§ Page and application data records

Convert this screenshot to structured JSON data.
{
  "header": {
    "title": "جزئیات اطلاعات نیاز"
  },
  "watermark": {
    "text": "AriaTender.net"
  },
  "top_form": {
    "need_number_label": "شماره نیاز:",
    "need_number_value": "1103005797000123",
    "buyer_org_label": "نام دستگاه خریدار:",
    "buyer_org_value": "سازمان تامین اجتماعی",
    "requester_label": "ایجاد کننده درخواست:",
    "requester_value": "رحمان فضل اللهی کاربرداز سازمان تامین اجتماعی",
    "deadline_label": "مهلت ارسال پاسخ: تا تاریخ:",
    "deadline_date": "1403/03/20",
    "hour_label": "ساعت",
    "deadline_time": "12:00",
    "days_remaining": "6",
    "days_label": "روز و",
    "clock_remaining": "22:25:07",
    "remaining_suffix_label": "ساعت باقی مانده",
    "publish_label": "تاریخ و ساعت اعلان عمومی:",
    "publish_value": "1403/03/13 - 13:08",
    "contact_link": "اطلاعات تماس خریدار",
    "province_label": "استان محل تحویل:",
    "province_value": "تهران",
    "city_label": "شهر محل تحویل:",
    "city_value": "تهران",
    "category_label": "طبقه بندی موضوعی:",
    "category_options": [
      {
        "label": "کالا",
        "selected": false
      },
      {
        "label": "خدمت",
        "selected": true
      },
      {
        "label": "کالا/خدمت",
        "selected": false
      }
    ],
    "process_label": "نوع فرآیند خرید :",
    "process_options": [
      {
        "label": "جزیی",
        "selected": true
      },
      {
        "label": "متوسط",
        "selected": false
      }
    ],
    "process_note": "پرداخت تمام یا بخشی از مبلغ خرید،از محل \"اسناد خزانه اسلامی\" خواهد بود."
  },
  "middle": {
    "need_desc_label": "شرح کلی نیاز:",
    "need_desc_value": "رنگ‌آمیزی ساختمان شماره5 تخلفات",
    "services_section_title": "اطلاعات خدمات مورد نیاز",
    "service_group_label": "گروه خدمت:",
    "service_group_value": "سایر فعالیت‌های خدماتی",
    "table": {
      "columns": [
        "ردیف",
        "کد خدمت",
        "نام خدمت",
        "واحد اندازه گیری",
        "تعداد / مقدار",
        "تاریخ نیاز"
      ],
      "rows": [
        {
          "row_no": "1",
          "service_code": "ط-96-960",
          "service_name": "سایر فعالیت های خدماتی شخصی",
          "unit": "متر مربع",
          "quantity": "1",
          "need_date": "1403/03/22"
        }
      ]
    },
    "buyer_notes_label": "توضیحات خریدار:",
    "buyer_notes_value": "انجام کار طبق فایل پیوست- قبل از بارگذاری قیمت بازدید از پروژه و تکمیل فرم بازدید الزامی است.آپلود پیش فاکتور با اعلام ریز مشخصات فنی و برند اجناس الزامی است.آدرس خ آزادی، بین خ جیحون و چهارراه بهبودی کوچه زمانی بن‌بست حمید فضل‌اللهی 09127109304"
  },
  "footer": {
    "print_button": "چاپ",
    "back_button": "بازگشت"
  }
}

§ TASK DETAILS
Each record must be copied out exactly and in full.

§ ANSWER
Convert this screenshot to structured JSON data.
{
  "header": {
    "title": "جزئیات اطلاعات نیاز"
  },
  "watermark": {
    "text": "AriaTender.net"
  },
  "top_form": {
    "need_number_label": "شماره نیاز:",
    "need_number_value": "1103005797000123",
    "buyer_org_label": "نام دستگاه خریدار:",
    "buyer_org_value": "سازمان تامین اجتماعی",
    "requester_label": "ایجاد کننده درخواست:",
    "requester_value": "رحمان فضل اللهی کاربرداز سازمان تامین اجتماعی",
    "deadline_label": "مهلت ارسال پاسخ: تا تاریخ:",
    "deadline_date": "1403/03/20",
    "hour_label": "ساعت",
    "deadline_time": "12:00",
    "days_remaining": "6",
    "days_label": "روز و",
    "clock_remaining": "22:25:07",
    "remaining_suffix_label": "ساعت باقی مانده",
    "publish_label": "تاریخ و ساعت اعلان عمومی:",
    "publish_value": "1403/03/13 - 13:08",
    "contact_link": "اطلاعات تماس خریدار",
    "province_label": "استان محل تحویل:",
    "province_value": "تهران",
    "city_label": "شهر محل تحویل:",
    "city_value": "تهران",
    "category_label": "طبقه بندی موضوعی:",
    "category_options": [
      {
        "label": "کالا",
        "selected": false
      },
      {
        "label": "خدمت",
        "selected": true
      },
      {
        "label": "کالا/خدمت",
        "selected": false
      }
    ],
    "process_label": "نوع فرآیند خرید :",
    "process_options": [
      {
        "label": "جزیی",
        "selected": true
      },
      {
        "label": "متوسط",
        "selected": false
      }
    ],
    "process_note": "پرداخت تمام یا بخشی از مبلغ خرید،از محل \"اسناد خزانه اسلامی\" خواهد بود."
  },
  "middle": {
    "need_desc_label": "شرح کلی نیاز:",
    "need_desc_value": "رنگ‌آمیزی ساختمان شماره5 تخلفات",
    "services_section_title": "اطلاعات خدمات مورد نیاز",
    "service_group_label": "گروه خدمت:",
    "service_group_value": "سایر فعالیت‌های خدماتی",
    "table": {
      "columns": [
        "ردیف",
        "کد خدمت",
        "نام خدمت",
        "واحد اندازه گیری",
        "تعداد / مقدار",
        "تاریخ نیاز"
      ],
      "rows": [
        {
          "row_no": "1",
          "service_code": "ط-96-960",
          "service_name": "سایر فعالیت های خدماتی شخصی",
          "unit": "متر مربع",
          "quantity": "1",
          "need_date": "1403/03/22"
        }
      ]
    },
    "buyer_notes_label": "توضیحات خریدار:",
    "buyer_notes_value": "انجام کار طبق فایل پیوست- قبل از بارگذاری قیمت بازدید از پروژه و تکمیل فرم بازدید الزامی است.آپلود پیش فاکتور با اعلام ریز مشخصات فنی و برند اجناس الزامی است.آدرس خ آزادی، بین خ جیحون و چهارراه بهبودی کوچه زمانی بن‌بست حمید فضل‌اللهی 09127109304"
  },
  "footer": {
    "print_button": "چاپ",
    "back_button": "بازگشت"
  }
}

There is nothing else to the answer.